[Records excerpted from a collection]
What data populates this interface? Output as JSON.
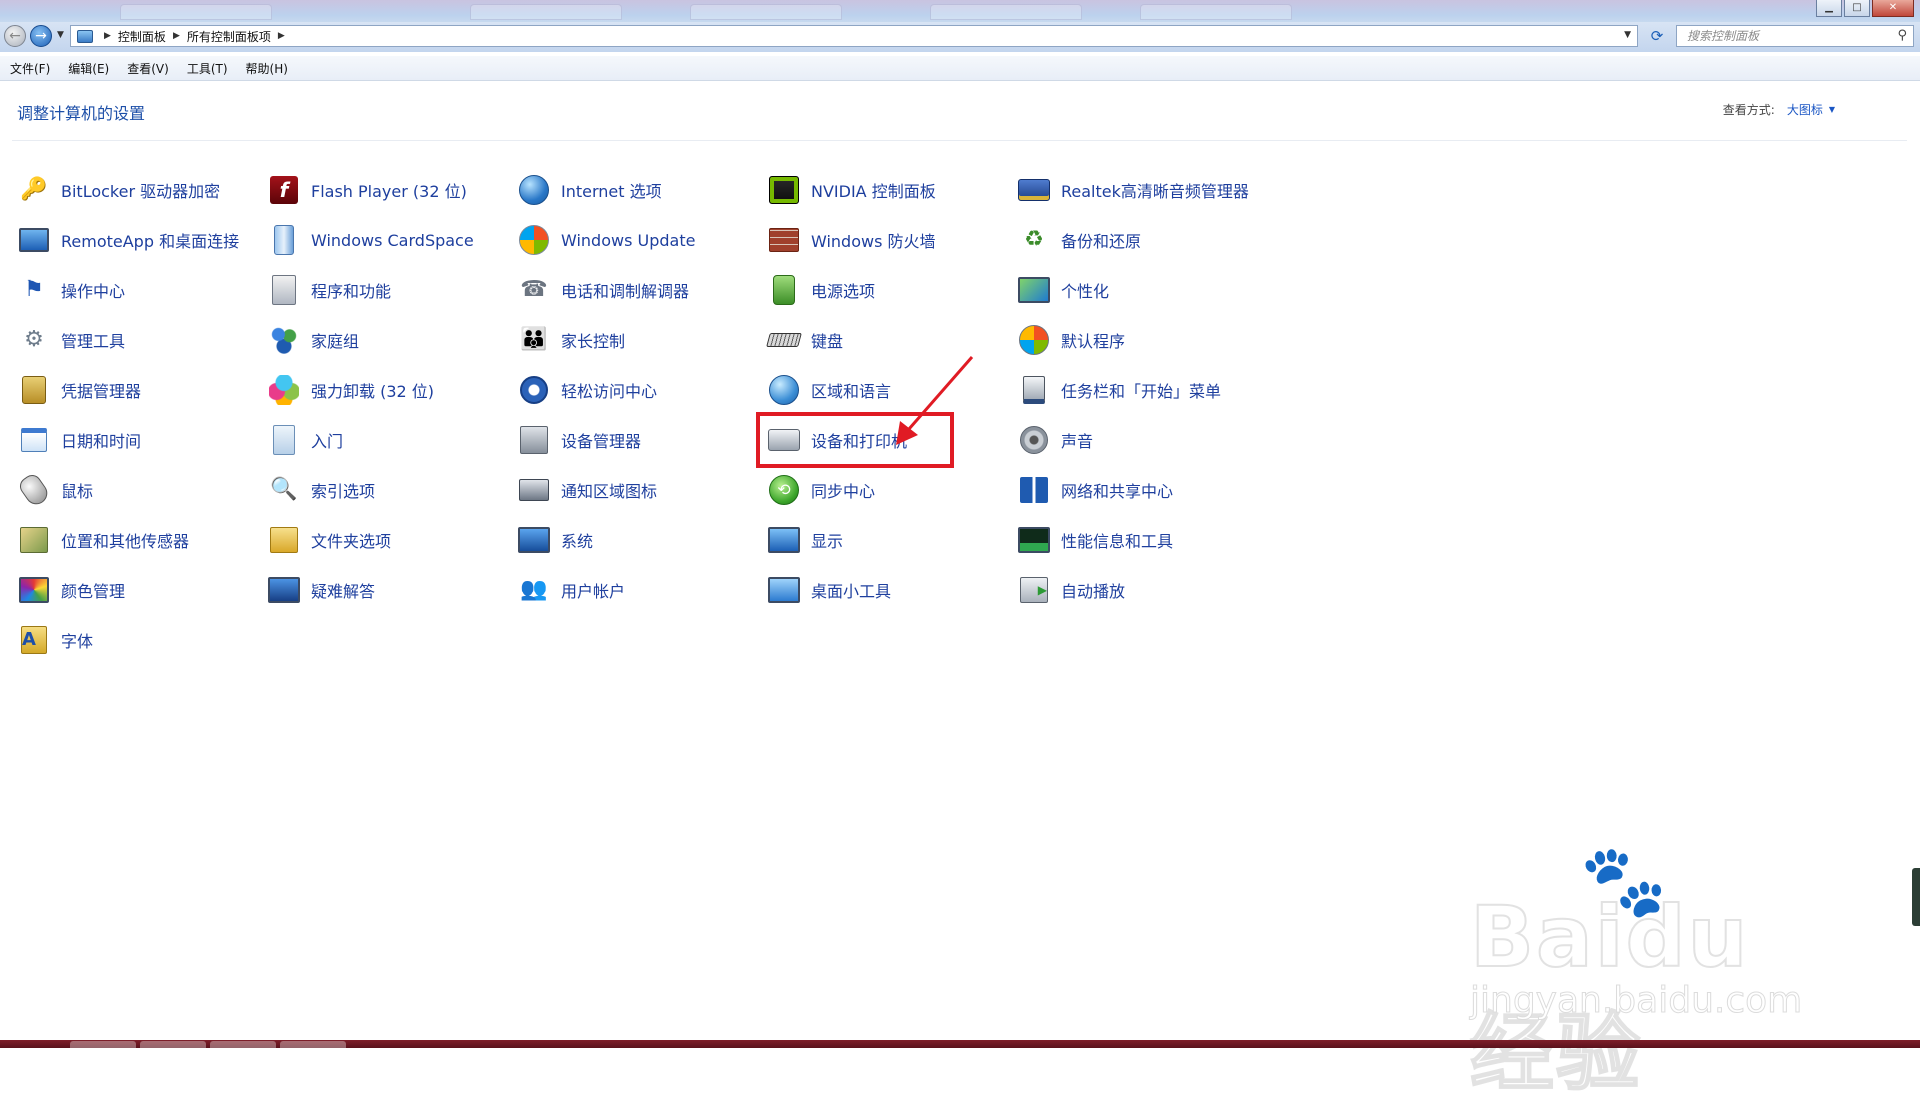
{
  "window": {
    "minimize_glyph": "▁",
    "maximize_glyph": "□",
    "close_glyph": "✕"
  },
  "address": {
    "crumbs": [
      "控制面板",
      "所有控制面板项"
    ],
    "search_placeholder": "搜索控制面板"
  },
  "menu": [
    "文件(F)",
    "编辑(E)",
    "查看(V)",
    "工具(T)",
    "帮助(H)"
  ],
  "content": {
    "heading": "调整计算机的设置",
    "view_by_label": "查看方式:",
    "view_by_value": "大图标"
  },
  "columns": [
    {
      "items": [
        {
          "label": "BitLocker 驱动器加密",
          "icon": "bitlocker-key-icon"
        },
        {
          "label": "RemoteApp 和桌面连接",
          "icon": "remoteapp-icon"
        },
        {
          "label": "操作中心",
          "icon": "action-center-flag-icon"
        },
        {
          "label": "管理工具",
          "icon": "admin-tools-icon"
        },
        {
          "label": "凭据管理器",
          "icon": "credential-manager-icon"
        },
        {
          "label": "日期和时间",
          "icon": "calendar-clock-icon"
        },
        {
          "label": "鼠标",
          "icon": "mouse-icon"
        },
        {
          "label": "位置和其他传感器",
          "icon": "location-sensor-icon"
        },
        {
          "label": "颜色管理",
          "icon": "color-management-icon"
        },
        {
          "label": "字体",
          "icon": "fonts-folder-icon"
        }
      ]
    },
    {
      "items": [
        {
          "label": "Flash Player (32 位)",
          "icon": "flash-player-icon"
        },
        {
          "label": "Windows CardSpace",
          "icon": "cardspace-icon"
        },
        {
          "label": "程序和功能",
          "icon": "programs-features-icon"
        },
        {
          "label": "家庭组",
          "icon": "homegroup-icon"
        },
        {
          "label": "强力卸载 (32 位)",
          "icon": "uninstaller-clover-icon"
        },
        {
          "label": "入门",
          "icon": "getting-started-icon"
        },
        {
          "label": "索引选项",
          "icon": "indexing-magnifier-icon"
        },
        {
          "label": "文件夹选项",
          "icon": "folder-options-icon"
        },
        {
          "label": "疑难解答",
          "icon": "troubleshooting-icon"
        }
      ]
    },
    {
      "items": [
        {
          "label": "Internet 选项",
          "icon": "internet-options-globe-icon"
        },
        {
          "label": "Windows Update",
          "icon": "windows-update-icon"
        },
        {
          "label": "电话和调制解调器",
          "icon": "phone-modem-icon"
        },
        {
          "label": "家长控制",
          "icon": "parental-controls-icon"
        },
        {
          "label": "轻松访问中心",
          "icon": "ease-of-access-icon"
        },
        {
          "label": "设备管理器",
          "icon": "device-manager-icon"
        },
        {
          "label": "通知区域图标",
          "icon": "notification-area-icon"
        },
        {
          "label": "系统",
          "icon": "system-monitor-icon"
        },
        {
          "label": "用户帐户",
          "icon": "user-accounts-icon"
        }
      ]
    },
    {
      "items": [
        {
          "label": "NVIDIA 控制面板",
          "icon": "nvidia-icon"
        },
        {
          "label": "Windows 防火墙",
          "icon": "firewall-brick-icon"
        },
        {
          "label": "电源选项",
          "icon": "power-options-icon"
        },
        {
          "label": "键盘",
          "icon": "keyboard-icon"
        },
        {
          "label": "区域和语言",
          "icon": "region-language-globe-icon"
        },
        {
          "label": "设备和打印机",
          "icon": "printer-icon"
        },
        {
          "label": "同步中心",
          "icon": "sync-center-icon"
        },
        {
          "label": "显示",
          "icon": "display-monitor-icon"
        },
        {
          "label": "桌面小工具",
          "icon": "desktop-gadgets-icon"
        }
      ]
    },
    {
      "items": [
        {
          "label": "Realtek高清晰音频管理器",
          "icon": "realtek-audio-icon"
        },
        {
          "label": "备份和还原",
          "icon": "backup-restore-icon"
        },
        {
          "label": "个性化",
          "icon": "personalization-icon"
        },
        {
          "label": "默认程序",
          "icon": "default-programs-icon"
        },
        {
          "label": "任务栏和「开始」菜单",
          "icon": "taskbar-start-menu-icon"
        },
        {
          "label": "声音",
          "icon": "speaker-icon"
        },
        {
          "label": "网络和共享中心",
          "icon": "network-sharing-icon"
        },
        {
          "label": "性能信息和工具",
          "icon": "performance-tools-icon"
        },
        {
          "label": "自动播放",
          "icon": "autoplay-icon"
        }
      ]
    }
  ],
  "highlighted_item": "设备和打印机",
  "watermark": {
    "brand": "Baidu经验",
    "url": "jingyan.baidu.com"
  },
  "colors": {
    "link": "#1e3f9e",
    "heading": "#1d4fa8",
    "highlight": "#e01b24",
    "taskbar": "#7e1f2a"
  }
}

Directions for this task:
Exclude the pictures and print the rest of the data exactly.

Answer box:
What data populates this interface? Output as JSON.
{
  "window": {
    "minimize_glyph": "▁",
    "maximize_glyph": "□",
    "close_glyph": "✕"
  },
  "address": {
    "crumbs": [
      "控制面板",
      "所有控制面板项"
    ],
    "search_placeholder": "搜索控制面板"
  },
  "menu": [
    "文件(F)",
    "编辑(E)",
    "查看(V)",
    "工具(T)",
    "帮助(H)"
  ],
  "content": {
    "heading": "调整计算机的设置",
    "view_by_label": "查看方式:",
    "view_by_value": "大图标"
  },
  "columns": [
    {
      "items": [
        {
          "label": "BitLocker 驱动器加密",
          "icon": "bitlocker-key-icon"
        },
        {
          "label": "RemoteApp 和桌面连接",
          "icon": "remoteapp-icon"
        },
        {
          "label": "操作中心",
          "icon": "action-center-flag-icon"
        },
        {
          "label": "管理工具",
          "icon": "admin-tools-icon"
        },
        {
          "label": "凭据管理器",
          "icon": "credential-manager-icon"
        },
        {
          "label": "日期和时间",
          "icon": "calendar-clock-icon"
        },
        {
          "label": "鼠标",
          "icon": "mouse-icon"
        },
        {
          "label": "位置和其他传感器",
          "icon": "location-sensor-icon"
        },
        {
          "label": "颜色管理",
          "icon": "color-management-icon"
        },
        {
          "label": "字体",
          "icon": "fonts-folder-icon"
        }
      ]
    },
    {
      "items": [
        {
          "label": "Flash Player (32 位)",
          "icon": "flash-player-icon"
        },
        {
          "label": "Windows CardSpace",
          "icon": "cardspace-icon"
        },
        {
          "label": "程序和功能",
          "icon": "programs-features-icon"
        },
        {
          "label": "家庭组",
          "icon": "homegroup-icon"
        },
        {
          "label": "强力卸载 (32 位)",
          "icon": "uninstaller-clover-icon"
        },
        {
          "label": "入门",
          "icon": "getting-started-icon"
        },
        {
          "label": "索引选项",
          "icon": "indexing-magnifier-icon"
        },
        {
          "label": "文件夹选项",
          "icon": "folder-options-icon"
        },
        {
          "label": "疑难解答",
          "icon": "troubleshooting-icon"
        }
      ]
    },
    {
      "items": [
        {
          "label": "Internet 选项",
          "icon": "internet-options-globe-icon"
        },
        {
          "label": "Windows Update",
          "icon": "windows-update-icon"
        },
        {
          "label": "电话和调制解调器",
          "icon": "phone-modem-icon"
        },
        {
          "label": "家长控制",
          "icon": "parental-controls-icon"
        },
        {
          "label": "轻松访问中心",
          "icon": "ease-of-access-icon"
        },
        {
          "label": "设备管理器",
          "icon": "device-manager-icon"
        },
        {
          "label": "通知区域图标",
          "icon": "notification-area-icon"
        },
        {
          "label": "系统",
          "icon": "system-monitor-icon"
        },
        {
          "label": "用户帐户",
          "icon": "user-accounts-icon"
        }
      ]
    },
    {
      "items": [
        {
          "label": "NVIDIA 控制面板",
          "icon": "nvidia-icon"
        },
        {
          "label": "Windows 防火墙",
          "icon": "firewall-brick-icon"
        },
        {
          "label": "电源选项",
          "icon": "power-options-icon"
        },
        {
          "label": "键盘",
          "icon": "keyboard-icon"
        },
        {
          "label": "区域和语言",
          "icon": "region-language-globe-icon"
        },
        {
          "label": "设备和打印机",
          "icon": "printer-icon"
        },
        {
          "label": "同步中心",
          "icon": "sync-center-icon"
        },
        {
          "label": "显示",
          "icon": "display-monitor-icon"
        },
        {
          "label": "桌面小工具",
          "icon": "desktop-gadgets-icon"
        }
      ]
    },
    {
      "items": [
        {
          "label": "Realtek高清晰音频管理器",
          "icon": "realtek-audio-icon"
        },
        {
          "label": "备份和还原",
          "icon": "backup-restore-icon"
        },
        {
          "label": "个性化",
          "icon": "personalization-icon"
        },
        {
          "label": "默认程序",
          "icon": "default-programs-icon"
        },
        {
          "label": "任务栏和「开始」菜单",
          "icon": "taskbar-start-menu-icon"
        },
        {
          "label": "声音",
          "icon": "speaker-icon"
        },
        {
          "label": "网络和共享中心",
          "icon": "network-sharing-icon"
        },
        {
          "label": "性能信息和工具",
          "icon": "performance-tools-icon"
        },
        {
          "label": "自动播放",
          "icon": "autoplay-icon"
        }
      ]
    }
  ],
  "highlighted_item": "设备和打印机",
  "watermark": {
    "brand": "Baidu经验",
    "url": "jingyan.baidu.com"
  },
  "colors": {
    "link": "#1e3f9e",
    "heading": "#1d4fa8",
    "highlight": "#e01b24",
    "taskbar": "#7e1f2a"
  }
}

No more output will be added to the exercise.